It’s been a year full of men in positions of power who’ve been forced to apologize for their terrible behavior. Some of those apologies have been... adequate, but the vast majority of them have been godawful. Marvel’s new EIC recently issued an apology of his own and, well, it’s the latter.

C.B. Cebulski, a white man, was recently revealed to have posed as a Japanese man in the early 2000s while trying to break into the comics industry as a writer. At the time, Cebulski was working as an assistant editor for Marvel and the company had a strict policy against its full-time editors also working in writing capacities.

Cebulski sidestepped Marvel by submitting writing scripts under the name “Akira Yoshida,” but this was more than a mere pseudonym. As Yoshida, Cebulski spoke openly about “his” childhood in Japan. In time, Yoshida came to Marvel’s attention and the comics publisher offered him a job—unaware of Yoshida’s true identity.

For reasons that should be obvious, news of Cebulski’s deception—which many saw as a form of “yellowface”—sparked a fair amount of backlash, and many were surprised to learn that he kept his job after Marvel found out. Even more confusing, though, was the lack of a public response by the publisher and its new editor-in-chief on the matter after Bleeding Cool’s original report on November 28. That only changed this past weekend, in an interview Cebuski gave to The Atlantic:

I’m truly sorry for the pain, anger, and disappointment I caused over my poor choice of pseudonym. That was never my intention. Throughout my career in anime, manga, and comics, I’ve made it a point to listen and learn from my mistakes, which is exactly what I’ve been trying to do with this misstep.

Building honest relationships with creators has always been important to me, and I’ve continued to do that in my new position. I’ve spoken with talent close to this issue, and have had candid and productive conversations about how we can improve the industry and build better stories, while being mindful of the voices behind them.

My passion has always been about bringing the best talent from across the world to work on the best stories in the world, and I’m hopeful that fans and creators alike will join us in that continued mission.


You know what makes for an objectively bad apology? When the person apologizing refuses to explicitly acknowledge and take responsibility for the messed-up thing they’ve done. Cebulski didn’t make a “poor choice of pseudonym,” he straight-up lied and pretended to be a person of another race while writing stories about people from that culture that (if you go back and read them) belie his whiteness.

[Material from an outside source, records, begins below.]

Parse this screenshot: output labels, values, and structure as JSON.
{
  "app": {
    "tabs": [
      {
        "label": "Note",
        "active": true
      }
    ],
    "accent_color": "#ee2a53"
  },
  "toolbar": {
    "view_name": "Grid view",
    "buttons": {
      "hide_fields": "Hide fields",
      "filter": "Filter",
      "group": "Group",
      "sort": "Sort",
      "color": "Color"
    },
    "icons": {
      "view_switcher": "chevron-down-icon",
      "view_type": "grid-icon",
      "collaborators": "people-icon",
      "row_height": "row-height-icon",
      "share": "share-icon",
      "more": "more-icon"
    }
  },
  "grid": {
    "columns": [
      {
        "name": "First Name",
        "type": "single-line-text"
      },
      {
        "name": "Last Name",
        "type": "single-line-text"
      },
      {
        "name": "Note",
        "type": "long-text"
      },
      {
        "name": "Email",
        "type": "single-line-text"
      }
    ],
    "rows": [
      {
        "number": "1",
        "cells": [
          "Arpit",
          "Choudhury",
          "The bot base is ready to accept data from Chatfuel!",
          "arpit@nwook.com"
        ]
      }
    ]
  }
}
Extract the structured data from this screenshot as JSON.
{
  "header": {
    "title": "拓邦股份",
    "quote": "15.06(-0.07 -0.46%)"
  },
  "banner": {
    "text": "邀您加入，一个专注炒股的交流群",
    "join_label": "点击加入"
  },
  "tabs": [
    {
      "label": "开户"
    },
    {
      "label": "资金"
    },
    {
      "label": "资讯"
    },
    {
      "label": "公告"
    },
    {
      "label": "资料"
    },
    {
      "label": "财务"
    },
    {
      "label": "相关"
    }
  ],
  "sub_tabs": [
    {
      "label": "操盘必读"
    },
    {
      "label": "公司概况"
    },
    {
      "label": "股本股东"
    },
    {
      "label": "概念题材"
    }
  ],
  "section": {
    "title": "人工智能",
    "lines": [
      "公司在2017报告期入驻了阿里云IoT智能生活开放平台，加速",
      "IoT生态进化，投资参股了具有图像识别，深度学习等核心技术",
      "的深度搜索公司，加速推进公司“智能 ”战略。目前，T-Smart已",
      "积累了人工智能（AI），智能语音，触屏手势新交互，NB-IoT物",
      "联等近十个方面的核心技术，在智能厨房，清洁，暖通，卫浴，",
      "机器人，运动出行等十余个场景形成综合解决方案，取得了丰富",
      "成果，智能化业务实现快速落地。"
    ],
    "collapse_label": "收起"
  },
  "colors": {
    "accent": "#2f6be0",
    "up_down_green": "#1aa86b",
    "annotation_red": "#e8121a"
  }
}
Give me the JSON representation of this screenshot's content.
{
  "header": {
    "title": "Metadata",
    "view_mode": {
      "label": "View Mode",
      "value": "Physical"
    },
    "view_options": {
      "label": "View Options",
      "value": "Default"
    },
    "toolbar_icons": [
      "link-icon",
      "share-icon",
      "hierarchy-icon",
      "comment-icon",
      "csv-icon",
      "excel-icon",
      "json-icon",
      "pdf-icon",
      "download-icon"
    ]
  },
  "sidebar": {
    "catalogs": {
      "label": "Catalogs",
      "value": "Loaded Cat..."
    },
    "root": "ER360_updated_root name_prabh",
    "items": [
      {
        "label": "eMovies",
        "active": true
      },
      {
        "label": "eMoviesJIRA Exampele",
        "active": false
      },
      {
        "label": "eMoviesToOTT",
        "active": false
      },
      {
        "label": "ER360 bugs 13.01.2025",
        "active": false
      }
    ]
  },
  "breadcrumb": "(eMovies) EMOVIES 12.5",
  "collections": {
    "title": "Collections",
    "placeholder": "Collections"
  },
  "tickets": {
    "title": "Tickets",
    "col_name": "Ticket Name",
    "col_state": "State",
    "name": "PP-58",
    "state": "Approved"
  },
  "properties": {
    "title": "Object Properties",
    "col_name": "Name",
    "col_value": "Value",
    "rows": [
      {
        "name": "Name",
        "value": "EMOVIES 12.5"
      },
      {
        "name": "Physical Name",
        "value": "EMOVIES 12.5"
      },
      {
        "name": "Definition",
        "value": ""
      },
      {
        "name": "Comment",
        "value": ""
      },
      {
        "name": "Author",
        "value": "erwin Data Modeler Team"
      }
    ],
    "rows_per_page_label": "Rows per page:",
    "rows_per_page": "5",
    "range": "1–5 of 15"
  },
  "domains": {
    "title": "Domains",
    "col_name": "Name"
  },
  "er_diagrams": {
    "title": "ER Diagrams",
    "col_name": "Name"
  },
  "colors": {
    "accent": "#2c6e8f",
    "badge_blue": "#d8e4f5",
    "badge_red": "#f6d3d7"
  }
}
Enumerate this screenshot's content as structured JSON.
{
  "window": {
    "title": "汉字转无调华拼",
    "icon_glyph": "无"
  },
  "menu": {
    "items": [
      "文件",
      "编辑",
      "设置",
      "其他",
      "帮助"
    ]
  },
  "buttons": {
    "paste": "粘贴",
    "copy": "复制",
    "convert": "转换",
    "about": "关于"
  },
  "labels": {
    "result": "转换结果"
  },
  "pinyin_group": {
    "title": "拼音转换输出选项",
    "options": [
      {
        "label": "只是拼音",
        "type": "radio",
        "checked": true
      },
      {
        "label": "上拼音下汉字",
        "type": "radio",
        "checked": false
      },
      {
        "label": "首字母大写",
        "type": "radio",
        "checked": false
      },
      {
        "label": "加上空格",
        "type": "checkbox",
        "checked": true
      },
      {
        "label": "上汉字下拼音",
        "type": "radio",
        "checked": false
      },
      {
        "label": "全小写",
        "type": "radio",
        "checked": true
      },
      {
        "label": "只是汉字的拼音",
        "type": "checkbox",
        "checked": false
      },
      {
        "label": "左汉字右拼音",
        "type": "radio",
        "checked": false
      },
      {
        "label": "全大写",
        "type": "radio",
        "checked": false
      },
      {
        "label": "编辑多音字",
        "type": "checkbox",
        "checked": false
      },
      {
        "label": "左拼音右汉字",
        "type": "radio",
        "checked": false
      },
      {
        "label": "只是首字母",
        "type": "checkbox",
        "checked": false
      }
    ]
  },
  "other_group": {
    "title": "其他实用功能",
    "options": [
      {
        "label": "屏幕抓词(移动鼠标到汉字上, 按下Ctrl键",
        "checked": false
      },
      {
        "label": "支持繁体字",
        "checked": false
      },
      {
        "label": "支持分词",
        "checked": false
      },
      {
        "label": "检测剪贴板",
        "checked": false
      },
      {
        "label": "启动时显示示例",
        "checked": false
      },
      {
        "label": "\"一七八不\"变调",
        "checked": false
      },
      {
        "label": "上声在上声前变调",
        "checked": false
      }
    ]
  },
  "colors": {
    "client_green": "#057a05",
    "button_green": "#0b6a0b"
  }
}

In pretending to be Akira Yoshida, Cebulski bolstered his own career by providing Marvel with a supposedly “authentic” voice that stood as an example of the company’s commitment to inclusion. But rather than being held accountable for his actions, Cebulski was made Marvel’s editor-in-chief.